■ Required action ■
State how many lines in the entries below contain "favicon". Write nothing but the number.

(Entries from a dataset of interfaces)
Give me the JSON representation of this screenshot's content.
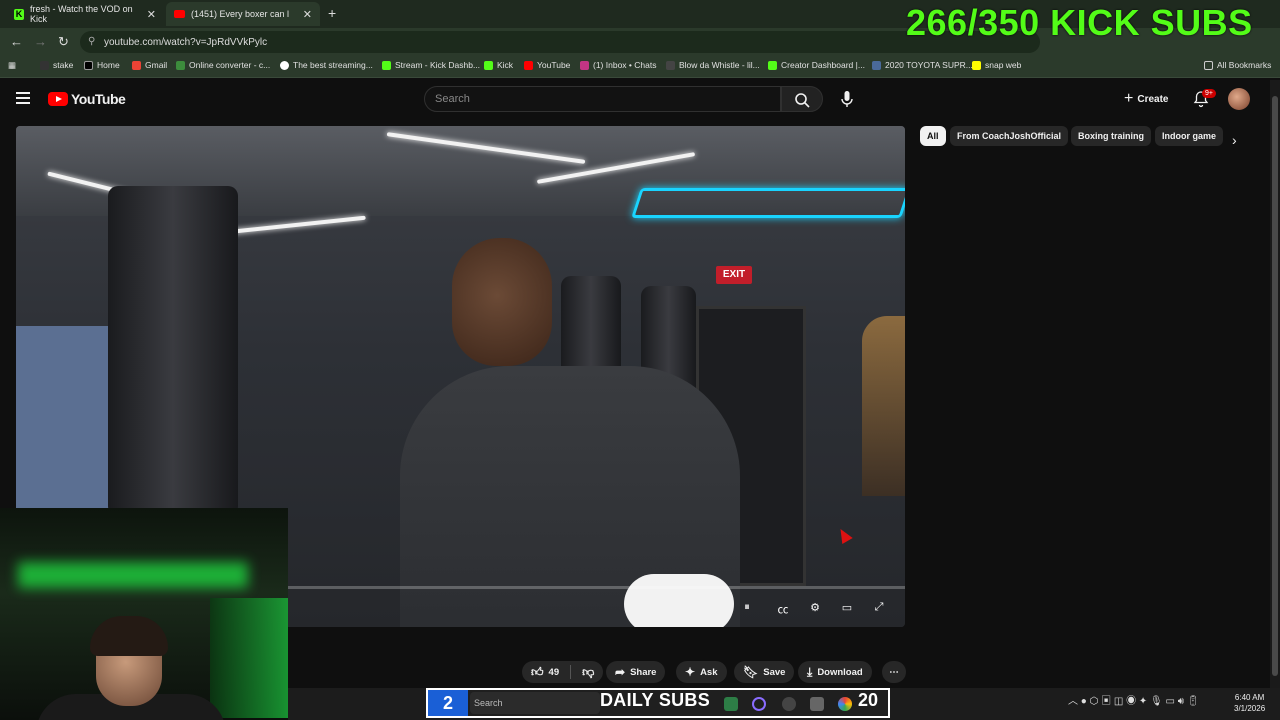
{
  "browser": {
    "tabs": [
      {
        "title": "fresh - Watch the VOD on Kick",
        "favicon": "kick-icon"
      },
      {
        "title": "(1451) Every boxer can lear",
        "favicon": "youtube-icon"
      }
    ],
    "url": "youtube.com/watch?v=JpRdVVkPylc",
    "bookmarks": [
      "stake",
      "Home",
      "Gmail",
      "Online converter - c...",
      "The best streaming...",
      "Stream - Kick Dashb...",
      "Kick",
      "YouTube",
      "(1) Inbox • Chats",
      "Blow da Whistle - lil...",
      "Creator Dashboard |...",
      "2020 TOYOTA SUPR...",
      "snap web"
    ],
    "all_bookmarks": "All Bookmarks"
  },
  "overlay": {
    "subs_goal": "266/350 KICK SUBS"
  },
  "youtube": {
    "logo_text": "YouTube",
    "search_placeholder": "Search",
    "create_label": "Create",
    "notif_badge": "9+"
  },
  "video": {
    "exit_sign": "EXIT",
    "progress_fraction": 0.0
  },
  "chips": [
    "All",
    "From CoachJoshOfficial",
    "Boxing training",
    "Indoor game"
  ],
  "actions": {
    "like_count": "49",
    "share": "Share",
    "ask": "Ask",
    "save": "Save",
    "download": "Download"
  },
  "taskbar": {
    "daily_left": "2",
    "search": "Search",
    "daily_label": "DAILY SUBS",
    "daily_right": "20",
    "time": "6:40 AM",
    "date": "3/1/2026"
  },
  "colors": {
    "kick_green": "#53fc18",
    "youtube_red": "#ff0000",
    "neon_cyan": "#19d4ff"
  }
}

■ Your solution ■
2